Have you been injured in an accident? Could your accident have been avoided had another party not been careless? We all generally owe it to each other to behave in a way that is not going to cause harm to another person. There are consequences for carelessness. Just because someone doesn’t intend to cause harm doesn’t mean they can’t be held accountable.
Under the law, people can be held financially responsible for injuries if they fail to act in a reasonably careful way. Negligence is the legal basis for seeking damages in a personal injury lawsuit when someone is hurt in an accident caused by carelessness.
Negligence consists of four elements. This overview will focus primarily on one of the most important elements: breach of duty.
What Are the Four Elements of Negligence?
To prove negligence, you have to show that:
- Someone owed you a duty of care
- Their action or inaction resulted in a breach of duty
- Their conduct caused your injuries
- You suffered actual damages as a result of the defendant’s conduct
To win a negligence case, you must prove each of these elements.
What Is Breach of Duty?
Breach of duty is when someone fails to act reasonably under the circumstances. To fully understand breach of duty, you must first understand the meaning of “duty of care” in the context of a personal injury case.
What is the Duty of Care?
A duty of care is the responsibility of an individual to behave in a way that any other reasonable person would behave in similar circumstances. If you think that sounds vague, you’re right.
You first must prove that the person owed you a duty of care in the first place. The duty of care may vary depending on the circumstances. What might be considered reasonable in one situation might not be reasonable in another.
What’s more, the duty of care can be affected by the relationship between the parties. In some instances, it is relatively easy to show that a negligent party owed you a duty of care. For example, in a medical malpractice case, it is generally assumed that doctors have a duty of care to their patients.
In fact, physicians are held to higher standards than those without medical training.
Although there is no universal law stating precisely the duty health care providers have to their patients, it is generally held that doctors and other medical professionals are expected to provide their patients with quality care that is consistent with the care others in their field would provide.
Proving Duty of Care
Proving that someone had a duty of care to you can sometimes be difficult.
Consider the example of a product liability case. The designers and manufacturers of any product absolutely do have a duty to ensure their products are not defective or unreasonably dangerous.
If there are risks associated with using a product, they need to let customers know of said risks.
That is where the issue can become complicated. Maybe you were injured because you fell when a ladder failed. It might have failed because it required more maintenance than you expected.
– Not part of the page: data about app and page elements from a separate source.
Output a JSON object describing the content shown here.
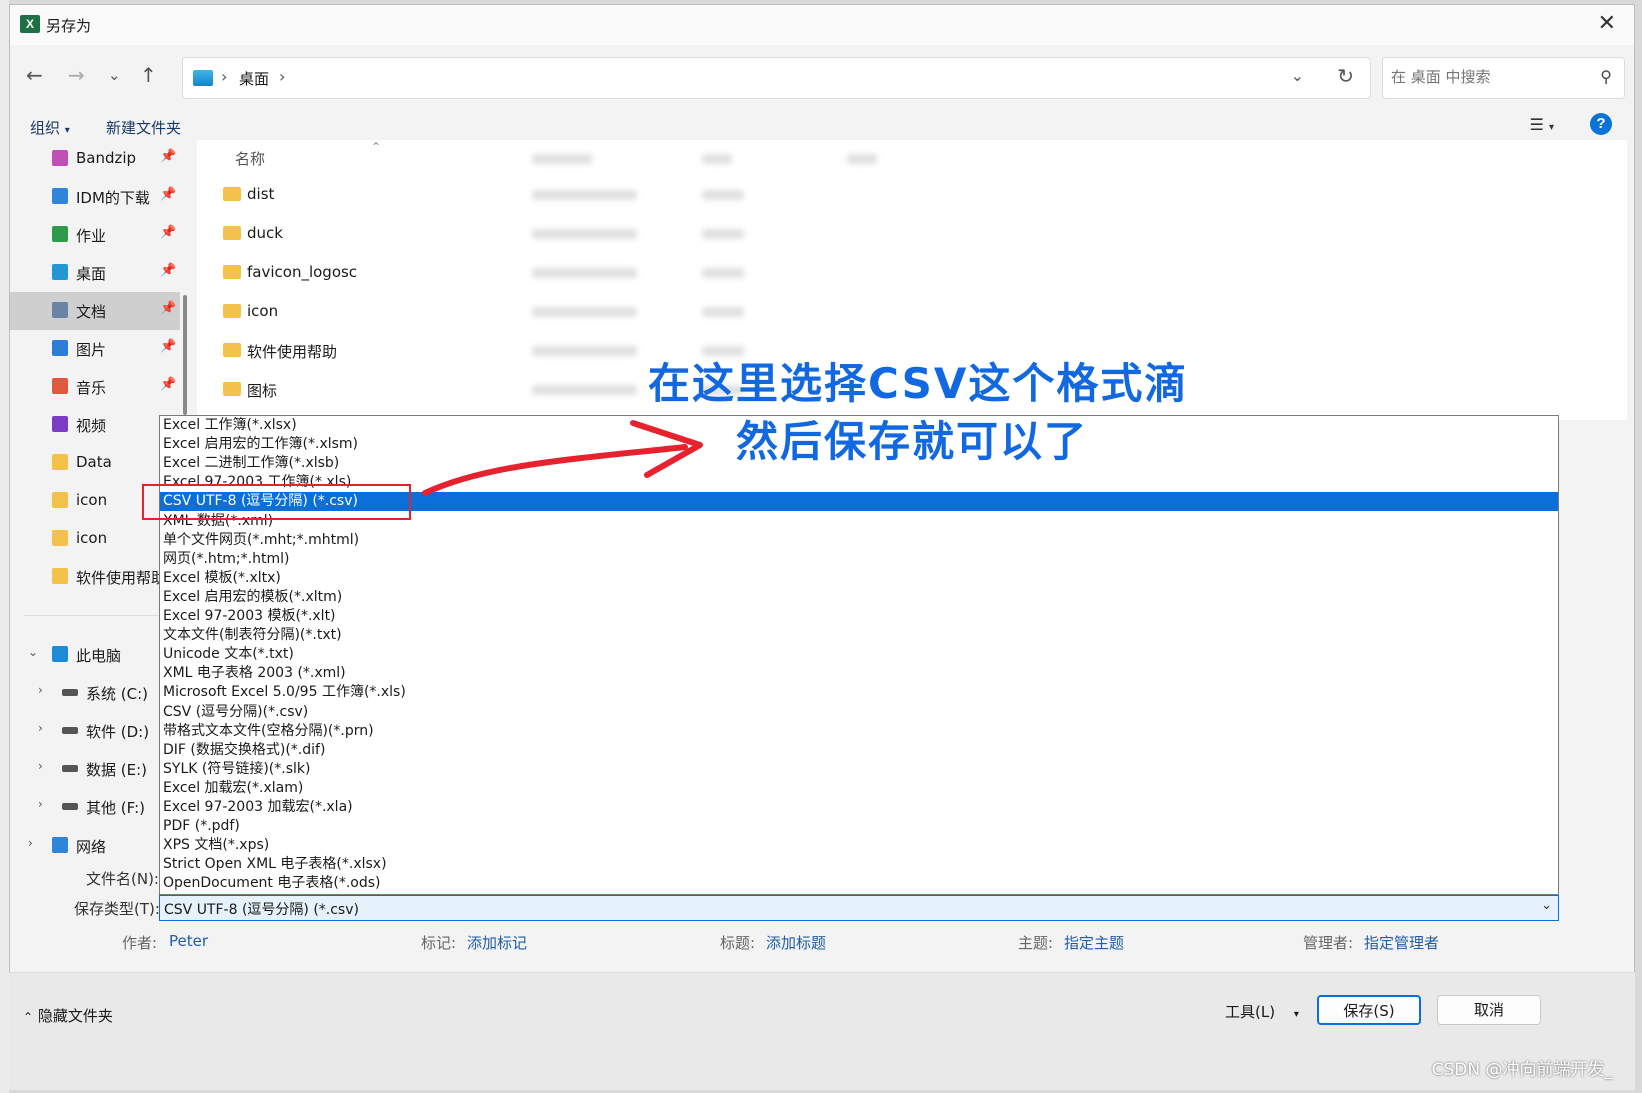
{
  "window": {
    "title": "另存为",
    "app_icon": "X"
  },
  "nav": {
    "breadcrumb": "桌面",
    "search_placeholder": "在 桌面 中搜索"
  },
  "toolbar": {
    "organize": "组织",
    "new_folder": "新建文件夹"
  },
  "sidebar": {
    "quick": [
      {
        "label": "Bandzip",
        "icon": "bandzip-icon",
        "color": "#c04fb6"
      },
      {
        "label": "IDM的下载",
        "icon": "download-icon",
        "color": "#2f86d8"
      },
      {
        "label": "作业",
        "icon": "book-icon",
        "color": "#2e9b4a"
      },
      {
        "label": "桌面",
        "icon": "desktop-icon",
        "color": "#2496d6"
      },
      {
        "label": "文档",
        "icon": "document-icon",
        "color": "#6a84a6"
      },
      {
        "label": "图片",
        "icon": "picture-icon",
        "color": "#2c7fd8"
      },
      {
        "label": "音乐",
        "icon": "music-icon",
        "color": "#e2583e"
      },
      {
        "label": "视频",
        "icon": "video-icon",
        "color": "#7c3cc8"
      },
      {
        "label": "Data",
        "icon": "folder-icon",
        "color": "#f2c24b"
      },
      {
        "label": "icon",
        "icon": "folder-icon",
        "color": "#f2c24b"
      },
      {
        "label": "icon",
        "icon": "folder-icon",
        "color": "#f2c24b"
      },
      {
        "label": "软件使用帮助",
        "icon": "folder-icon",
        "color": "#f2c24b"
      }
    ],
    "this_pc": "此电脑",
    "drives": [
      "系统 (C:)",
      "软件 (D:)",
      "数据 (E:)",
      "其他 (F:)"
    ],
    "network": "网络"
  },
  "files": {
    "column_name": "名称",
    "items": [
      "dist",
      "duck",
      "favicon_logosc",
      "icon",
      "软件使用帮助",
      "图标"
    ]
  },
  "file_types": [
    "Excel 工作簿(*.xlsx)",
    "Excel 启用宏的工作簿(*.xlsm)",
    "Excel 二进制工作簿(*.xlsb)",
    "Excel 97-2003 工作簿(*.xls)",
    "CSV UTF-8 (逗号分隔) (*.csv)",
    "XML 数据(*.xml)",
    "单个文件网页(*.mht;*.mhtml)",
    "网页(*.htm;*.html)",
    "Excel 模板(*.xltx)",
    "Excel 启用宏的模板(*.xltm)",
    "Excel 97-2003 模板(*.xlt)",
    "文本文件(制表符分隔)(*.txt)",
    "Unicode 文本(*.txt)",
    "XML 电子表格 2003 (*.xml)",
    "Microsoft Excel 5.0/95 工作簿(*.xls)",
    "CSV (逗号分隔)(*.csv)",
    "带格式文本文件(空格分隔)(*.prn)",
    "DIF (数据交换格式)(*.dif)",
    "SYLK (符号链接)(*.slk)",
    "Excel 加载宏(*.xlam)",
    "Excel 97-2003 加载宏(*.xla)",
    "PDF (*.pdf)",
    "XPS 文档(*.xps)",
    "Strict Open XML 电子表格(*.xlsx)",
    "OpenDocument 电子表格(*.ods)"
  ],
  "selected_type_index": 4,
  "form": {
    "filename_label": "文件名(N):",
    "savetype_label": "保存类型(T):",
    "savetype_value": "CSV UTF-8 (逗号分隔) (*.csv)"
  },
  "meta": {
    "author_k": "作者:",
    "author_v": "Peter",
    "tags_k": "标记:",
    "tags_v": "添加标记",
    "title_k": "标题:",
    "title_v": "添加标题",
    "subject_k": "主题:",
    "subject_v": "指定主题",
    "manager_k": "管理者:",
    "manager_v": "指定管理者"
  },
  "footer": {
    "hide_folders": "隐藏文件夹",
    "tools": "工具(L)",
    "save": "保存(S)",
    "cancel": "取消",
    "watermark": "CSDN @冲向前端开发_"
  },
  "annotation": {
    "line1": "在这里选择CSV这个格式滴",
    "line2": "然后保存就可以了",
    "color": "#1168e0",
    "arrow_color": "#e5222d"
  },
  "colors": {
    "accent": "#0a6fd8",
    "highlight_box": "#e5222d"
  }
}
Technically, you’re the one who didn’t maintain the ladder in a manner that would prevent it from failing. Did this particular ladder require more or different maintenance than other ladders? Whether the ladder’s designers or manufacturers had a duty to provide detailed maintenance instructions can be difficult to determine.
This isn’t meant to discourage you from seeking compensation in an instance when proving someone had a duty of care to you is challenging. It’s meant to highlight the importance of preparing thoroughly when filing claims or lawsuits in these circumstances.
It’s always best to consult a Pennsylvania personal injury lawyer. Many offer free consultations, so there’s no risk to you to find out more about your legal options.
What Are Examples of Breach of Duty?
Proving someone had a duty of care to you is just the first step in the process of proving negligence. The next step involves proving that they breached their duty.
Here are some examples where the duty of care has been breached:
- You slip on a wet floor at the supermarket. The store owes you a duty to keep the premises safe for customers. They breached that duty by:
- Failing to promptly clean up the spill and/or
- Putting up a “wet floor” sign by the time your accident occurred.
- You were prescribed a new medication but your doctor failed to account for drug interaction. The doctor may have breached their duty of care by failing to check if you were on a medication that could negatively interact with the one they prescribed. Or, they should have known that the new one they were prescribing would interact poorly with the other medication.
- You were injured in a truck accident. Perhaps this occurred because a truck’s brakes failed. In this instance, the breach of duty could fall on the party responsible for maintaining the brakes. Or, perhaps the brake manufacturer breached its duty of care by making defective brakes.
These examples illustrate just a few examples of possible ways the duty of care could be breached. Every case is unique, and not every case of a wet floor results in liability.
An Attorney Can Help You Prove Breach of Duty
Proving breach of duty can sometimes be a challenge. You often need to thoroughly investigate your case to show that breach of duty has occurred.
This is much easier to do with the help of an attorney. If you’re planning to file a personal injury claim or lawsuit in Pennsylvania, strongly consider reviewing your case with a knowledgeable personal injury lawyer. They can leverage the resources of their law firm to help you build a stronger case.